Forum in the News
February 27, 2013 - Voice of America
The U.S. Immigration and Customs Enforcement Agency (ICE) says it has released hundreds of detained immigrants in an effort to save money ahead of potential government budget cuts. Reforming U.S. immigration policy and balancing the budget are two of the most controversial issues facing President Barack Obama, who is under pressure to please both conservative and liberal lawmakers and voters. The two issues collided this week with the ICE decision to review its detainees.
February 26, 2013 - Atlanta Journal-Constitution
Several hundred illegal immigrants have been released from detention centers in Georgia and other states, federal officials confirmed Tuesday. They said the releases were made to cut costs in advance of automatic spending cuts that are scheduled to take effect Friday. U.S. Immigration and Customs Enforcement officials declined to say precisely how many detainees they have freed or where they are being released.
February 26, 2013 - National Public Radio
The U.S. Immigration Customs and Enforcement (ICE) says it released several hundred detainees in an effort to prepare for the across-the-board budget cuts scheduled to go into effect March 1. More people may be released in the coming days. Last year, the National Immigration Forum estimated that the cost per ICE detainee ranges $122-$164 per day. The organization also estimated that alternative methods of detention cost significantly less, between 30-cents to $14 per day per detainee.
February 26, 2013 - New York Times
In a highly unusual move, federal immigration officials have released a wave of detainees from immigration detention centers around the country in an effort to save money as automatic budget cuts loom in Washington, officials said. The government has not dropped the deportation cases against the immigrants, however: The detainees have been freed on supervised release while their cases continue in court, officials said.
February 26, 2013 - Associated Press
A week before mandatory budget cuts go into effect across the government, the Department of Homeland Security has started releasing illegal immigrants being held in immigration jails across the country, Immigration and Customs Enforcement said Tuesday. According to the National Immigration Forum, it costs the government about $164 a day to keep an illegal immigrant facing deportation jailed.
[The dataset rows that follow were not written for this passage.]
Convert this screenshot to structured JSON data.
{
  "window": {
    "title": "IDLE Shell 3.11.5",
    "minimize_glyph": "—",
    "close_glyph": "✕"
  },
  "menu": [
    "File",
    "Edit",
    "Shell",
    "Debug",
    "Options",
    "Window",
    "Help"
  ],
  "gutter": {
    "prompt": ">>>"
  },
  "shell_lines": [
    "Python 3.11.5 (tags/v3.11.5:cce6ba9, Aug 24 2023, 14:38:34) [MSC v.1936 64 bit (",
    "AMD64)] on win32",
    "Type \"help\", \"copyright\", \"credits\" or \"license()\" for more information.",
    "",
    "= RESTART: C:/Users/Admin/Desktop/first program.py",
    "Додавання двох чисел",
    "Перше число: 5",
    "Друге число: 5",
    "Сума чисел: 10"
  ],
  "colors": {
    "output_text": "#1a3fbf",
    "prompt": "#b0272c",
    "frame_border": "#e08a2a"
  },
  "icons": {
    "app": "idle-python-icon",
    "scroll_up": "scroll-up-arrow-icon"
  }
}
In a report on immigration detention costs last year the advocacy group said costs for supervised release can range from about 30 cents to $14 a day.
February 26, 2013 - Arizona Daily Star
Illegal immigrants are being released from detention across the country on their promise to return for future court dates because of possible upcoming federal budget cuts, Immigration and Customs Enforcement confirmed. While the total number of people who have been released has not made public by ICE, an official with firsthand knowledge of the agency's effort said more than 100 people had been released from the Eloy Detention Center in Arizona alone. The effort started last week.
February 22, 2013 - Los Angeles Times
Having business owners involved in negotiations might also help quiet some of the opposition that contributed to the derailment of immigration reform in 2007, when anti-immigration callers overwhelmed and shut down the Senate switchboard. "In order to get the votes we need, we have to think about who can move House Republicans — and business is a big part of that," said Ali Noorani, executive director of the National Immigration Forum, which brings together different factions on immigration, including business and labor.
February 21, 2013 - The Hill
More than half of Congress has turned over since the last time the House and Senate tried to move legislation to overhaul the nation's immigration laws. The high turnover rate bolsters the argument of Republican leaders, who say Congress must move methodically on immigration. President Obama, meanwhile, has pushed for swift passage of a bill, saying lawmakers have long debated the issue.
February 21, 2013 - Christian Science Monitor
A compromise agreement announced Thursday between the nation’s largest labor union and the top advocate for American business underscores the enormous momentum now behind immigration reform. The agreement touches on what was seen to be potentially one of the biggest stumbling blocks in the immigration reform debate – namely, how the country should handle the flow of low-skilled, temporary foreign workers.
February 20, 2013 - Dallas Morning News
After years of silence and even hostility to modifying immigration laws, conservative evangelical Christians have become unlikely allies in pressing for a path to citizenship for those here illegally because, they say, the Bible told them so. A coalition of religious leaders in Texas and elsewhere, many with strong credentials as social conservatives, is engaging congregations in a coordinated call for Congress and the White House to deal with 11 million illegal immigrants.